* What to work on *
The required answer is an exact copy of every entry underneath.

[Data records for software interfaces]
◇ ◇ ◇

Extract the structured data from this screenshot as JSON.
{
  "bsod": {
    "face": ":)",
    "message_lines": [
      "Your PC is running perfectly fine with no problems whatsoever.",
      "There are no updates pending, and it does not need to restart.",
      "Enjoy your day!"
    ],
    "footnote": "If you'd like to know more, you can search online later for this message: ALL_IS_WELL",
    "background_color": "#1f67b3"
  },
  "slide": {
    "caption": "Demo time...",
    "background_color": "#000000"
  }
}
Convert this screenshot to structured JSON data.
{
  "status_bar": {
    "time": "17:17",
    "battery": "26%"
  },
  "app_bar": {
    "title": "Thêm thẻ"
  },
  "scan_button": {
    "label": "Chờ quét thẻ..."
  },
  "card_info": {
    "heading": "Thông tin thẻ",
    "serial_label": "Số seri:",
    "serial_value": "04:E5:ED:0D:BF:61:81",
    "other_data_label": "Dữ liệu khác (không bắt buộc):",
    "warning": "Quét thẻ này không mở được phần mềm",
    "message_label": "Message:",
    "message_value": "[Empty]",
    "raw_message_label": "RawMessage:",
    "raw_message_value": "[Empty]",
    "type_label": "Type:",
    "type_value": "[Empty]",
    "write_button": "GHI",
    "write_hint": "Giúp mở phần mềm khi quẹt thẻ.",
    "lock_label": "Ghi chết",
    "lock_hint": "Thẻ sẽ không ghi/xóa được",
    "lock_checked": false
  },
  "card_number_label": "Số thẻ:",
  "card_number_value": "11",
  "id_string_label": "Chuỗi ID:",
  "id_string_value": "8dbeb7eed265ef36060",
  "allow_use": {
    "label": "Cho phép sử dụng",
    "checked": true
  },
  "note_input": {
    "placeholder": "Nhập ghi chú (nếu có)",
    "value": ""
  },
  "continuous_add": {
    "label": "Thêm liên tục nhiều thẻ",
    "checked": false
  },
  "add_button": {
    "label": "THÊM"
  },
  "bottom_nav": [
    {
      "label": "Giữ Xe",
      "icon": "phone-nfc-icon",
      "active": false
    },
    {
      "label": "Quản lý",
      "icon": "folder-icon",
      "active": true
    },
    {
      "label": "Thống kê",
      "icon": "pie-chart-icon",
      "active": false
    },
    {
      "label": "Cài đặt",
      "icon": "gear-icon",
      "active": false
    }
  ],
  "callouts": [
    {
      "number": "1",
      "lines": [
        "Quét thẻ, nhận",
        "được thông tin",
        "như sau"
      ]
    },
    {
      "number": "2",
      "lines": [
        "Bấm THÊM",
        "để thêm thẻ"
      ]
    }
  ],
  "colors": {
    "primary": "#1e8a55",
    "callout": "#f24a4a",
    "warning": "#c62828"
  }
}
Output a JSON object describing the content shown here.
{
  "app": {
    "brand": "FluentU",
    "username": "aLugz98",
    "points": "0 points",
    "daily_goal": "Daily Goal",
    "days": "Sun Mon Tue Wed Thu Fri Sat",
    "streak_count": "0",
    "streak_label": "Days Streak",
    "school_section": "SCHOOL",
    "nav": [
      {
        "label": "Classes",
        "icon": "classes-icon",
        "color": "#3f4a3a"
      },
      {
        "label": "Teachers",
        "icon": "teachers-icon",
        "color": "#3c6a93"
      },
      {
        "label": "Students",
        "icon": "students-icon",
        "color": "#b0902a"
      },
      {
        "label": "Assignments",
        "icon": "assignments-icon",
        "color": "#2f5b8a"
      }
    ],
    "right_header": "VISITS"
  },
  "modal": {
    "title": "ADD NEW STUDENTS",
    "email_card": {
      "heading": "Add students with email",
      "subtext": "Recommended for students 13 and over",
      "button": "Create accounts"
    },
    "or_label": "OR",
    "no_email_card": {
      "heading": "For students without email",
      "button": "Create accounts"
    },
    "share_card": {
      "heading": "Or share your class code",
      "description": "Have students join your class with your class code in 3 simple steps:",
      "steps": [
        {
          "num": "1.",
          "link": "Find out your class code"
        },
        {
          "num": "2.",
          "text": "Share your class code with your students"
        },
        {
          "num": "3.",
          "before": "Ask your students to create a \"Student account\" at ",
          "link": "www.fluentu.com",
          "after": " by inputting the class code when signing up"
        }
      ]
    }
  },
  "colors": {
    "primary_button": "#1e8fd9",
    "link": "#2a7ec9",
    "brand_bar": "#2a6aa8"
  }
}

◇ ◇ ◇

* Output of the task *
Extract the structured data from this screenshot as JSON.
{
  "bsod": {
    "face": ":)",
    "message_lines": [
      "Your PC is running perfectly fine with no problems whatsoever.",
      "There are no updates pending, and it does not need to restart.",
      "Enjoy your day!"
    ],
    "footnote": "If you'd like to know more, you can search online later for this message: ALL_IS_WELL",
    "background_color": "#1f67b3"
  },
  "slide": {
    "caption": "Demo time...",
    "background_color": "#000000"
  }
}
Convert this screenshot to structured JSON data.
{
  "status_bar": {
    "time": "17:17",
    "battery": "26%"
  },
  "app_bar": {
    "title": "Thêm thẻ"
  },
  "scan_button": {
    "label": "Chờ quét thẻ..."
  },
  "card_info": {
    "heading": "Thông tin thẻ",
    "serial_label": "Số seri:",
    "serial_value": "04:E5:ED:0D:BF:61:81",
    "other_data_label": "Dữ liệu khác (không bắt buộc):",
    "warning": "Quét thẻ này không mở được phần mềm",
    "message_label": "Message:",
    "message_value": "[Empty]",
    "raw_message_label": "RawMessage:",
    "raw_message_value": "[Empty]",
    "type_label": "Type:",
    "type_value": "[Empty]",
    "write_button": "GHI",
    "write_hint": "Giúp mở phần mềm khi quẹt thẻ.",
    "lock_label": "Ghi chết",
    "lock_hint": "Thẻ sẽ không ghi/xóa được",
    "lock_checked": false
  },
  "card_number_label": "Số thẻ:",
  "card_number_value": "11",
  "id_string_label": "Chuỗi ID:",
  "id_string_value": "8dbeb7eed265ef36060",
  "allow_use": {
    "label": "Cho phép sử dụng",
    "checked": true
  },
  "note_input": {
    "placeholder": "Nhập ghi chú (nếu có)",
    "value": ""
  },
  "continuous_add": {
    "label": "Thêm liên tục nhiều thẻ",
    "checked": false
  },
  "add_button": {
    "label": "THÊM"
  },
  "bottom_nav": [
    {
      "label": "Giữ Xe",
      "icon": "phone-nfc-icon",
      "active": false
    },
    {
      "label": "Quản lý",
      "icon": "folder-icon",
      "active": true
    },
    {
      "label": "Thống kê",
      "icon": "pie-chart-icon",
      "active": false
    },
    {
      "label": "Cài đặt",
      "icon": "gear-icon",
      "active": false
    }
  ],
  "callouts": [
    {
      "number": "1",
      "lines": [
        "Quét thẻ, nhận",
        "được thông tin",
        "như sau"
      ]
    },
    {
      "number": "2",
      "lines": [
        "Bấm THÊM",
        "để thêm thẻ"
      ]
    }
  ],
  "colors": {
    "primary": "#1e8a55",
    "callout": "#f24a4a",
    "warning": "#c62828"
  }
}
Output a JSON object describing the content shown here.
{
  "app": {
    "brand": "FluentU",
    "username": "aLugz98",
    "points": "0 points",
    "daily_goal": "Daily Goal",
    "days": "Sun Mon Tue Wed Thu Fri Sat",
    "streak_count": "0",
    "streak_label": "Days Streak",
    "school_section": "SCHOOL",
    "nav": [
      {
        "label": "Classes",
        "icon": "classes-icon",
        "color": "#3f4a3a"
      },
      {
        "label": "Teachers",
        "icon": "teachers-icon",
        "color": "#3c6a93"
      },
      {
        "label": "Students",
        "icon": "students-icon",
        "color": "#b0902a"
      },
      {
        "label": "Assignments",
        "icon": "assignments-icon",
        "color": "#2f5b8a"
      }
    ],
    "right_header": "VISITS"
  },
  "modal": {
    "title": "ADD NEW STUDENTS",
    "email_card": {
      "heading": "Add students with email",
      "subtext": "Recommended for students 13 and over",
      "button": "Create accounts"
    },
    "or_label": "OR",
    "no_email_card": {
      "heading": "For students without email",
      "button": "Create accounts"
    },
    "share_card": {
      "heading": "Or share your class code",
      "description": "Have students join your class with your class code in 3 simple steps:",
      "steps": [
        {
          "num": "1.",
          "link": "Find out your class code"
        },
        {
          "num": "2.",
          "text": "Share your class code with your students"
        },
        {
          "num": "3.",
          "before": "Ask your students to create a \"Student account\" at ",
          "link": "www.fluentu.com",
          "after": " by inputting the class code when signing up"
        }
      ]
    }
  },
  "colors": {
    "primary_button": "#1e8fd9",
    "link": "#2a7ec9",
    "brand_bar": "#2a6aa8"
  }
}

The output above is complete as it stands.